While the bill will cruise control its way through the Legislature, the great unknown is what will Edwards do—WWED—once it lands on his desk?
His issues in vetoing the measure last year were threefold: 1) the bill was pointless until voters gave their approval to incorporation, 2) he wasn’t thrilled with 11th-hour amendments tacked onto the bill by White limiting the debt load responsibilities of St. George and 3) transition specifics are something a cooperative endeavor agreement between the two sides should address.
Two of those three items no longer apply: Voters within the boundaries of the prospective new city gave their thumbs up this past Oct. 12, and there’s zero shot of these two sides agreeing to anything—cooperative or otherwise—in a world where St. George lawyers won’t stipulate that Baton Rouge “is in the vicinity” of the proposed new city.
What really matters, say those laying out this field of dreams, is given the Democratic governor’s agenda and the inherent challenges of working with a GOP-dominated Legislature that’s nearly veto-proof, how much political capital does Edwards want to spend on a decidedly local matter? More important, how hard will city-parish officials and their lobbyists push for a veto when getting their way could well result in some state dollars that typically go to Baton Rouge suddenly finding its way instead to Central, Zachary and politically right-leaning cities in neighboring Ascension and Livingston parishes?

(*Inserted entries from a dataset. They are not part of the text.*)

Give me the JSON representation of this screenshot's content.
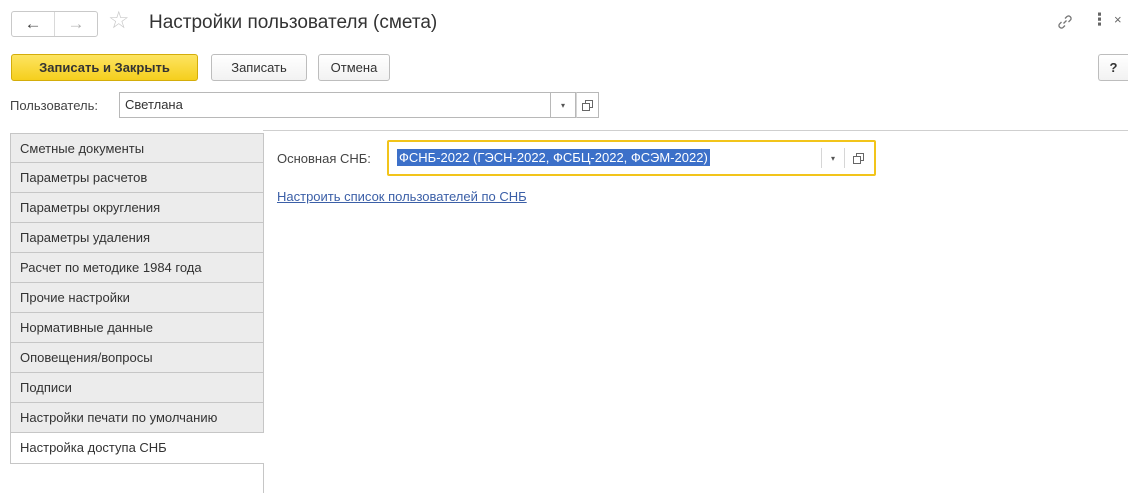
{
  "window": {
    "title": "Настройки пользователя (смета)",
    "nav_back_icon": "←",
    "nav_forward_icon": "→",
    "star_icon": "☆",
    "more_icon": "⋮",
    "close_icon": "×"
  },
  "toolbar": {
    "save_close_label": "Записать и Закрыть",
    "save_label": "Записать",
    "cancel_label": "Отмена",
    "help_label": "?"
  },
  "user": {
    "label": "Пользователь:",
    "value": "Светлана",
    "dropdown_icon": "▾"
  },
  "tabs": [
    {
      "label": "Сметные документы",
      "active": false
    },
    {
      "label": "Параметры расчетов",
      "active": false
    },
    {
      "label": "Параметры округления",
      "active": false
    },
    {
      "label": "Параметры удаления",
      "active": false
    },
    {
      "label": "Расчет по методике 1984 года",
      "active": false
    },
    {
      "label": "Прочие настройки",
      "active": false
    },
    {
      "label": "Нормативные данные",
      "active": false
    },
    {
      "label": "Оповещения/вопросы",
      "active": false
    },
    {
      "label": "Подписи",
      "active": false
    },
    {
      "label": "Настройки печати по умолчанию",
      "active": false
    },
    {
      "label": "Настройка доступа СНБ",
      "active": true
    }
  ],
  "main": {
    "snb_label": "Основная СНБ:",
    "snb_value": "ФСНБ-2022 (ГЭСН-2022, ФСБЦ-2022, ФСЭМ-2022)",
    "snb_dropdown_icon": "▾",
    "configure_link": "Настроить список пользователей по СНБ"
  },
  "colors": {
    "primary_button": "#f5cf1d",
    "focus_border": "#f2c41a",
    "selection": "#3c70c9",
    "link": "#3b5fa7"
  }
}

OK great, you might be thinking, what in the name of Art Briles does all this political maneuvering mumbo jumbo have to do with the legal boxing match being slugged out six blocks down N. 4th Street?
(Tell Pierson to start warming in the bullpen.)

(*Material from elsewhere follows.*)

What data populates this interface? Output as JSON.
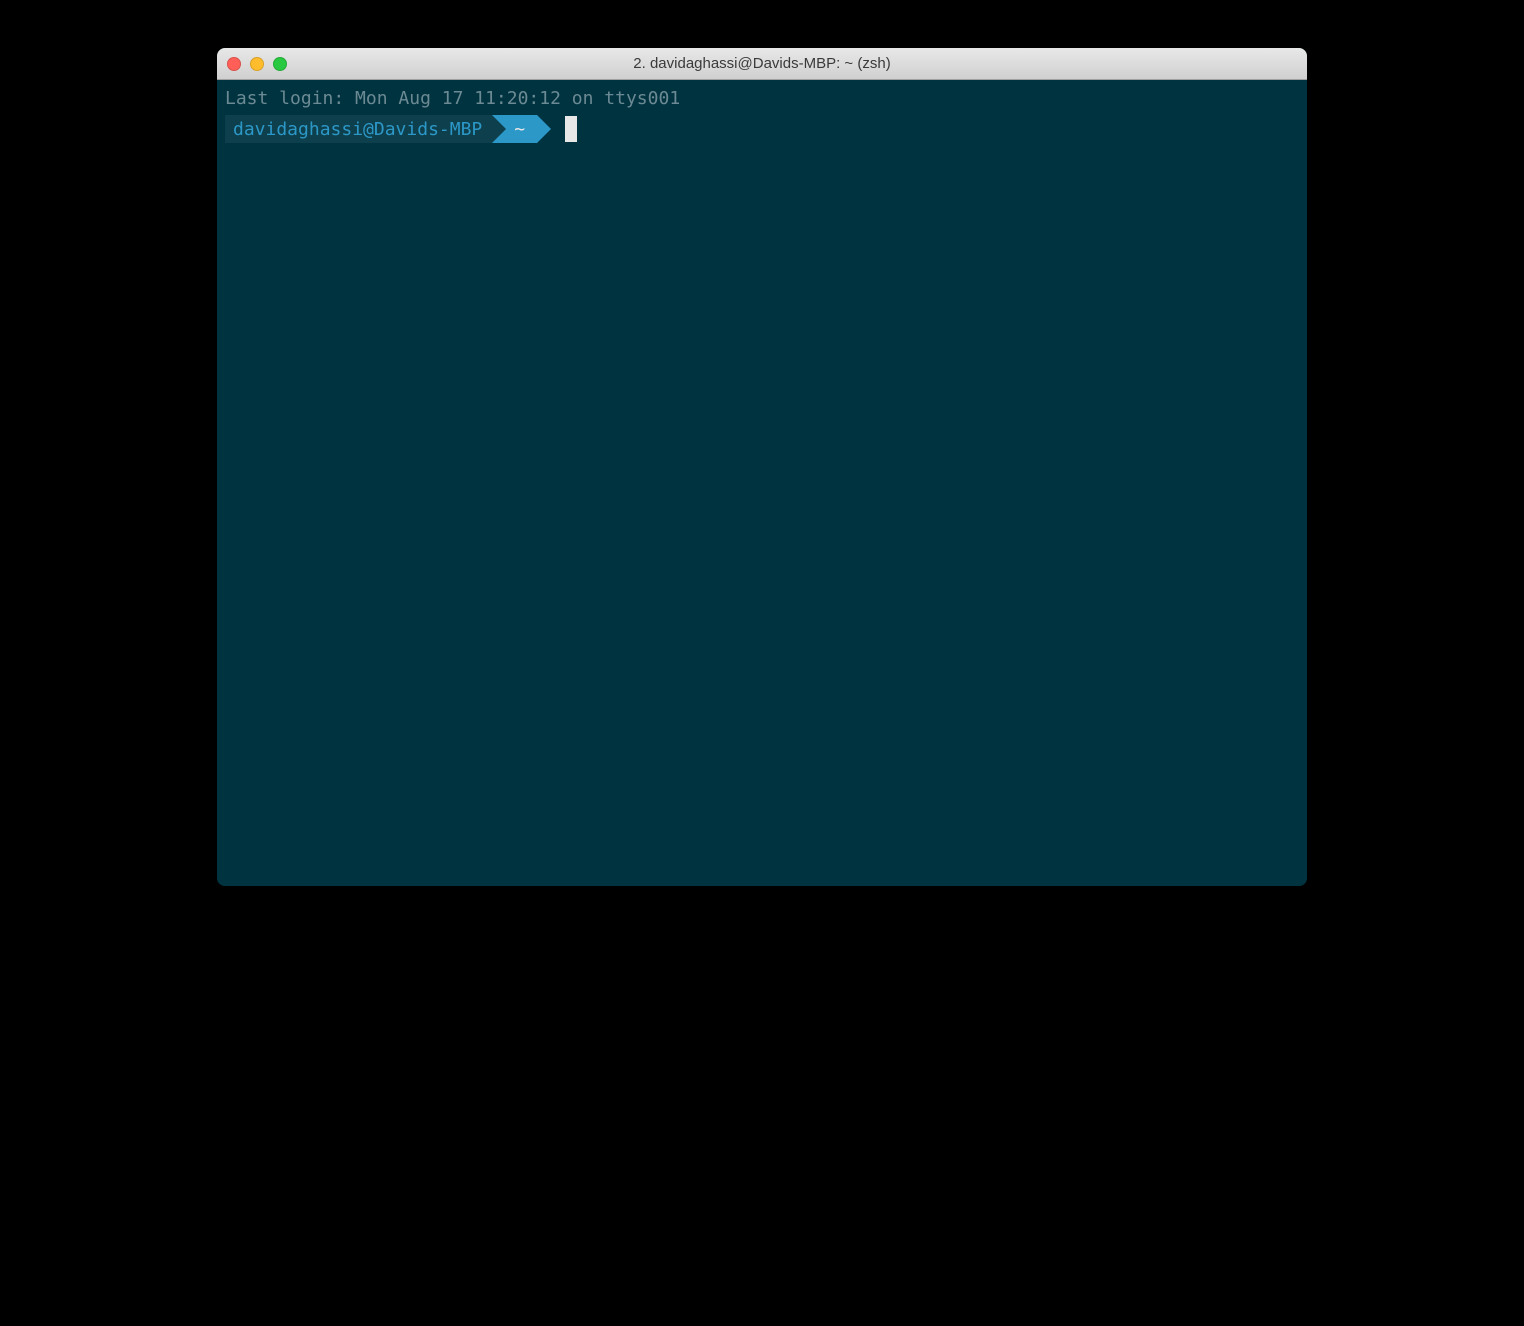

The crux of the lawsuit comes down to a state statute that requires a would-be city to meet three benchmarks before becoming an actual city: 1) the prospective city must show a “reasonable” ability to financially sustain itself, 2) that it can get up and running in a “reasonable” amount of time and 3) the incorporation will not adversely impact another municipality within its vicinity.
Indeed, other charges and counter-charges are flying like Mardi Gras doubloons—racial allegations, false campaign pledges, improper annexations and all manner of other nastiness—but those issues are for other potential lawsuits to decide.

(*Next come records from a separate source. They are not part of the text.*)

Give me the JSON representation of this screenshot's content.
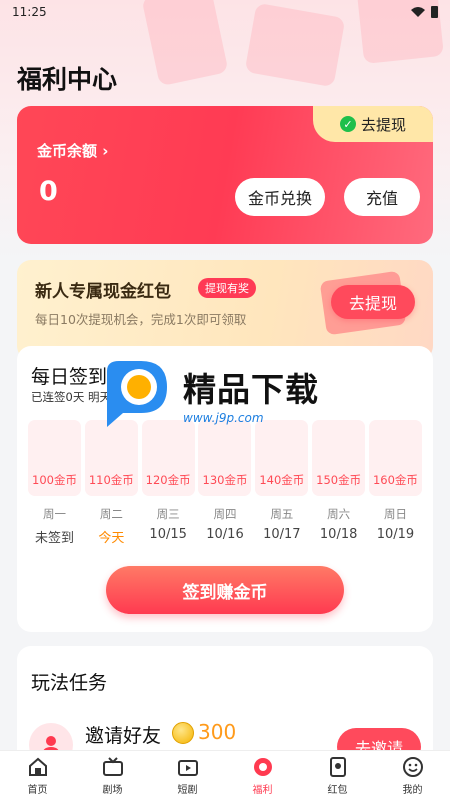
{
  "status_bar": {
    "time": "11:25"
  },
  "page_title": "福利中心",
  "balance_card": {
    "tag_label": "去提现",
    "label": "金币余额 ›",
    "value": "0",
    "exchange_label": "金币兑换",
    "recharge_label": "充值"
  },
  "newbie_card": {
    "title": "新人专属现金红包",
    "badge": "提现有奖",
    "subtitle": "每日10次提现机会，完成1次即可领取",
    "button_label": "去提现"
  },
  "signin": {
    "title": "每日签到",
    "subtitle": "已连签0天 明天继续签到",
    "days": [
      {
        "reward": "100金币",
        "weekday": "周一",
        "date": "未签到",
        "today": false
      },
      {
        "reward": "110金币",
        "weekday": "周二",
        "date": "今天",
        "today": true
      },
      {
        "reward": "120金币",
        "weekday": "周三",
        "date": "10/15",
        "today": false
      },
      {
        "reward": "130金币",
        "weekday": "周四",
        "date": "10/16",
        "today": false
      },
      {
        "reward": "140金币",
        "weekday": "周五",
        "date": "10/17",
        "today": false
      },
      {
        "reward": "150金币",
        "weekday": "周六",
        "date": "10/18",
        "today": false
      },
      {
        "reward": "160金币",
        "weekday": "周日",
        "date": "10/19",
        "today": false
      }
    ],
    "button_label": "签到赚金币"
  },
  "watermark": {
    "main": "精品下载",
    "url": "www.j9p.com"
  },
  "tasks": {
    "title": "玩法任务",
    "items": [
      {
        "name": "邀请好友",
        "reward": "300",
        "button_label": "去邀请",
        "icon": "invite-icon"
      }
    ]
  },
  "tabbar": {
    "items": [
      {
        "label": "首页",
        "icon": "home-icon",
        "active": false
      },
      {
        "label": "剧场",
        "icon": "theater-icon",
        "active": false
      },
      {
        "label": "短剧",
        "icon": "tv-icon",
        "active": false
      },
      {
        "label": "福利",
        "icon": "gift-icon",
        "active": true
      },
      {
        "label": "红包",
        "icon": "red-packet-icon",
        "active": false
      },
      {
        "label": "我的",
        "icon": "profile-icon",
        "active": false
      }
    ]
  },
  "colors": {
    "brand_red": "#ff3a50",
    "today_orange": "#ff8a00",
    "reward_orange": "#ff9a1a",
    "check_green": "#1fbf4b"
  }
}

Under the “Legislature to the rescue” line of thinking, passage of a transition bill will successfully address the first two requirements, leaving only the question of whether the creation of St. George will have an adverse impact on the city of Baton Rouge?
“It may not end it,” says the feeder of St. George information, “but (passage of the transition bill) negates the arguments in the lawsuit.”
Pierson, of course, could not disagree more, saying, “There’s no way anything this Legislature does will cause the lawsuit to go away. St. George won’t become a city until the (state) Supreme Court rules it can become a city.”
Succinctly put, Pierson’s position is that a transition bill won’t demonstrate how a city that large can financially sustain itself based on the budget information put out prior to the election and “it certainly won’t address the impact” incorporation will have on Baton Rouge.
“I don’t think they can prove what they have to prove to become a city,” she declares.
Sorting out the truth—and the future of St. George—is why the only winners here will be the lawyers.